[Opening INPUT FOR THIS TASK section]
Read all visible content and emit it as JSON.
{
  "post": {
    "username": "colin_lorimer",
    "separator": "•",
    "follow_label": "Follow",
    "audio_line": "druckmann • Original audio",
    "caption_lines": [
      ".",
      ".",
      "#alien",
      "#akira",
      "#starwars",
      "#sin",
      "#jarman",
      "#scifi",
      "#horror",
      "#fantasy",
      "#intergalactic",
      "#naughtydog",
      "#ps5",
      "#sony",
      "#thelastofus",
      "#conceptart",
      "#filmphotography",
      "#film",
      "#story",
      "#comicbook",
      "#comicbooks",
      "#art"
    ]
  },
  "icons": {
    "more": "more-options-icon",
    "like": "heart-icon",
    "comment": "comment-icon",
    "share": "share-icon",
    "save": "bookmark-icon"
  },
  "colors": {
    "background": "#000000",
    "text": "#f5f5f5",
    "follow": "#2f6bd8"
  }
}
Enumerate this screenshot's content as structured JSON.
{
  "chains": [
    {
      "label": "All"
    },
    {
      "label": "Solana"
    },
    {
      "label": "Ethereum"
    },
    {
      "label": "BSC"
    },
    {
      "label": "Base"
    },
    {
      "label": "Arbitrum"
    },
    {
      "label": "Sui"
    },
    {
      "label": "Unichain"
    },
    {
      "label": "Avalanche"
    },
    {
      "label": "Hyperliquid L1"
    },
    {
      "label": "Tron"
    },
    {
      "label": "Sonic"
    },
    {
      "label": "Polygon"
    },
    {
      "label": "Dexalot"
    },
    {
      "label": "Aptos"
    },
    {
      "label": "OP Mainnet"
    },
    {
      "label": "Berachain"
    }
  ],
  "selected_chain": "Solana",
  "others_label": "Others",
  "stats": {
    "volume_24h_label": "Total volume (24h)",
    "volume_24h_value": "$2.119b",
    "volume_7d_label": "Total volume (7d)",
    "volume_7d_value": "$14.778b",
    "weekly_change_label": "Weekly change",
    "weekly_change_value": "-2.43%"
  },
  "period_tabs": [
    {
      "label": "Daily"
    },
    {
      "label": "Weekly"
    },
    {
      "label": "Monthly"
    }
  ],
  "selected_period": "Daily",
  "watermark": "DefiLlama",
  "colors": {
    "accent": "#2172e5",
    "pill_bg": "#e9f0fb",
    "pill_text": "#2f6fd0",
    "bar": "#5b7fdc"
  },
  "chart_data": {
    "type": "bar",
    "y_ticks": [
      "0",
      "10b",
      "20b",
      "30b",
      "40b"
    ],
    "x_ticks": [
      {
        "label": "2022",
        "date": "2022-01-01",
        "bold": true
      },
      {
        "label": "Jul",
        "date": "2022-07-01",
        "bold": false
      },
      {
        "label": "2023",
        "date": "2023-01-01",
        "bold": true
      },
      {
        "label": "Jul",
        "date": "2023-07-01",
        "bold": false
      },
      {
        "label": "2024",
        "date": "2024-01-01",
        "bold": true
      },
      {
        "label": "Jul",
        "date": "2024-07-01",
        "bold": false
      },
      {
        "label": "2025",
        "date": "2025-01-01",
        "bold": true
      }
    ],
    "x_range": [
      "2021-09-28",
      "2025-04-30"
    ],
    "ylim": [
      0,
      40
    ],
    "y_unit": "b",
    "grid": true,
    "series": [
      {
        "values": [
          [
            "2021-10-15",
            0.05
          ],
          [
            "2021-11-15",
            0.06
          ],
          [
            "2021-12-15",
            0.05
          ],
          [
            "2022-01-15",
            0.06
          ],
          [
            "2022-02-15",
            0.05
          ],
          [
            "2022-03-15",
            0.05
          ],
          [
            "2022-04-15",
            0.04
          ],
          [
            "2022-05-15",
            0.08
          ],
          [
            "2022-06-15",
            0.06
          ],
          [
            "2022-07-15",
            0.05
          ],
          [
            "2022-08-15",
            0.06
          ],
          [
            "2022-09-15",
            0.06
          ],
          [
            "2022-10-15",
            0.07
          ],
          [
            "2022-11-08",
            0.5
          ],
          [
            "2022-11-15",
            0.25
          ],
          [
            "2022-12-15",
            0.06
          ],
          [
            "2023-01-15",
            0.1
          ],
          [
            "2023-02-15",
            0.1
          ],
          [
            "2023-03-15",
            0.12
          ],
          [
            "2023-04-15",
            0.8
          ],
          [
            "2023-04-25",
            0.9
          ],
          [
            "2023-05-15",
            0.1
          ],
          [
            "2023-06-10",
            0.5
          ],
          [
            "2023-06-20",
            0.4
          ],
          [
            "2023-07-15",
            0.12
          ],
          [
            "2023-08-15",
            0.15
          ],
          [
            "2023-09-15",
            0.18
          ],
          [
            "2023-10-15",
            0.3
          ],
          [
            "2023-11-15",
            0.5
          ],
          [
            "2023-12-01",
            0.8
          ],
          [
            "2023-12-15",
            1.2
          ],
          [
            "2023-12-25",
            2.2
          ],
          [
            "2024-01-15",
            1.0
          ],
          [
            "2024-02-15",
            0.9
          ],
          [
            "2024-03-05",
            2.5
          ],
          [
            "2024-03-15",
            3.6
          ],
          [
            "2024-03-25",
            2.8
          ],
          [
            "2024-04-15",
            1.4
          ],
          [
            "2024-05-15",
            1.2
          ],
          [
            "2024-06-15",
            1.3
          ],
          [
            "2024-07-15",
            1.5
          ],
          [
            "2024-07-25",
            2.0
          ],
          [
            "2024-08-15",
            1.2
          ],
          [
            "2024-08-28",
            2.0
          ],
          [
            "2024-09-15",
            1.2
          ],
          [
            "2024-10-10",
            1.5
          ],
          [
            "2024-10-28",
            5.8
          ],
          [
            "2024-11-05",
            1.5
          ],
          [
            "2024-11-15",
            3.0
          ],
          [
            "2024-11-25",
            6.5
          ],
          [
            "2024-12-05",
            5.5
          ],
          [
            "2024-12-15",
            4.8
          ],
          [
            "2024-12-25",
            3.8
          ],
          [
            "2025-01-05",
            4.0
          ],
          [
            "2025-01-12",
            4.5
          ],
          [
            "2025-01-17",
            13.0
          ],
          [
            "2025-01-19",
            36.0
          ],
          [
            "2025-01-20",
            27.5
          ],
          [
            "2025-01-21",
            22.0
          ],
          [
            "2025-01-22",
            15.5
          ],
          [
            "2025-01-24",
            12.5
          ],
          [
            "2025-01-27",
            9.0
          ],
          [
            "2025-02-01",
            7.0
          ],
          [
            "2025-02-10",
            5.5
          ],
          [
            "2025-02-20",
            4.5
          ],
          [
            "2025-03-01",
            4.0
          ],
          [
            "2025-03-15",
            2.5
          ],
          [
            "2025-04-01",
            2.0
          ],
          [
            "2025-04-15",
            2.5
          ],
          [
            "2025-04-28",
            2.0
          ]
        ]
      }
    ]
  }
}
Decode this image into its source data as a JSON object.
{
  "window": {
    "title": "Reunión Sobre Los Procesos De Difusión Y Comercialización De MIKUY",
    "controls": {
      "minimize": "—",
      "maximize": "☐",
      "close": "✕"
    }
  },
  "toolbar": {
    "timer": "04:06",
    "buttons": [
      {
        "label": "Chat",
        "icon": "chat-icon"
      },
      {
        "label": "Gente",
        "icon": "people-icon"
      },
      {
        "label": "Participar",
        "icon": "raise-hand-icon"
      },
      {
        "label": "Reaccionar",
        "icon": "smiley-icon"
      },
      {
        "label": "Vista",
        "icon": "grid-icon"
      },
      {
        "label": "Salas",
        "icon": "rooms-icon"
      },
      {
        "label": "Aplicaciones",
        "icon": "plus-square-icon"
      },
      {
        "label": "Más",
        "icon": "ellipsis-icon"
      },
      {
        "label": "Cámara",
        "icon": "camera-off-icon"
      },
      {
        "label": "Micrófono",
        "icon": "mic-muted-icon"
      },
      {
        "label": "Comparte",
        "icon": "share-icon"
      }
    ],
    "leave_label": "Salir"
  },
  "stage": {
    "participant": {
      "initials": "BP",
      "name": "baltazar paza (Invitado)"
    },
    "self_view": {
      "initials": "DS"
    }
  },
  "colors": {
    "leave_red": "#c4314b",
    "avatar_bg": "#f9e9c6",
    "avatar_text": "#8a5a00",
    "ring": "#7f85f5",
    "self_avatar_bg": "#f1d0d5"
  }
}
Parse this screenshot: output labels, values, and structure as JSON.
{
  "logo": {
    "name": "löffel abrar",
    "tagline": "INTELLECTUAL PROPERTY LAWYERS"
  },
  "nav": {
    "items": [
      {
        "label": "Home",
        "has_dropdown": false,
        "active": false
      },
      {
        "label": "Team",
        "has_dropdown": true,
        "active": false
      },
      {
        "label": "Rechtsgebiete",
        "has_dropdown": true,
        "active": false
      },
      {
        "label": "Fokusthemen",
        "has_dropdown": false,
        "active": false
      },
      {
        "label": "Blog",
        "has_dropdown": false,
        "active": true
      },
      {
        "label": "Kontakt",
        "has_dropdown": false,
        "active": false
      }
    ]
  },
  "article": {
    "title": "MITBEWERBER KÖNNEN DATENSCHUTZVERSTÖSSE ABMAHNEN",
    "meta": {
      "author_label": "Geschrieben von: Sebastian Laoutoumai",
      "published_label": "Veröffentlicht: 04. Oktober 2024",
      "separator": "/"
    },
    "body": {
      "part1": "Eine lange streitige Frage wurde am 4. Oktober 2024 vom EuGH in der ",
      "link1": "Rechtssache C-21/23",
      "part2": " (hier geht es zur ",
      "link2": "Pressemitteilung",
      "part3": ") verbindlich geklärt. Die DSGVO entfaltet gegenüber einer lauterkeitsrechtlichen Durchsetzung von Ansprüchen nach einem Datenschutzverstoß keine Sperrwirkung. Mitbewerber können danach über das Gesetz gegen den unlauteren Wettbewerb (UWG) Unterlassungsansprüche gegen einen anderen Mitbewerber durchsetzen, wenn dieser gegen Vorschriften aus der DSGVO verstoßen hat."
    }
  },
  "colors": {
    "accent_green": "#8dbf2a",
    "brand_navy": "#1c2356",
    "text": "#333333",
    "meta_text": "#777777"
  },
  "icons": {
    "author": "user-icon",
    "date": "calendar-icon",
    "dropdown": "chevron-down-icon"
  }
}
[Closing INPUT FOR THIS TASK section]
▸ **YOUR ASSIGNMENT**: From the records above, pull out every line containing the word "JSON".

▸ **SOLUTION**:
Read all visible content and emit it as JSON.
Enumerate this screenshot's content as structured JSON.
Decode this image into its source data as a JSON object.
Parse this screenshot: output labels, values, and structure as JSON.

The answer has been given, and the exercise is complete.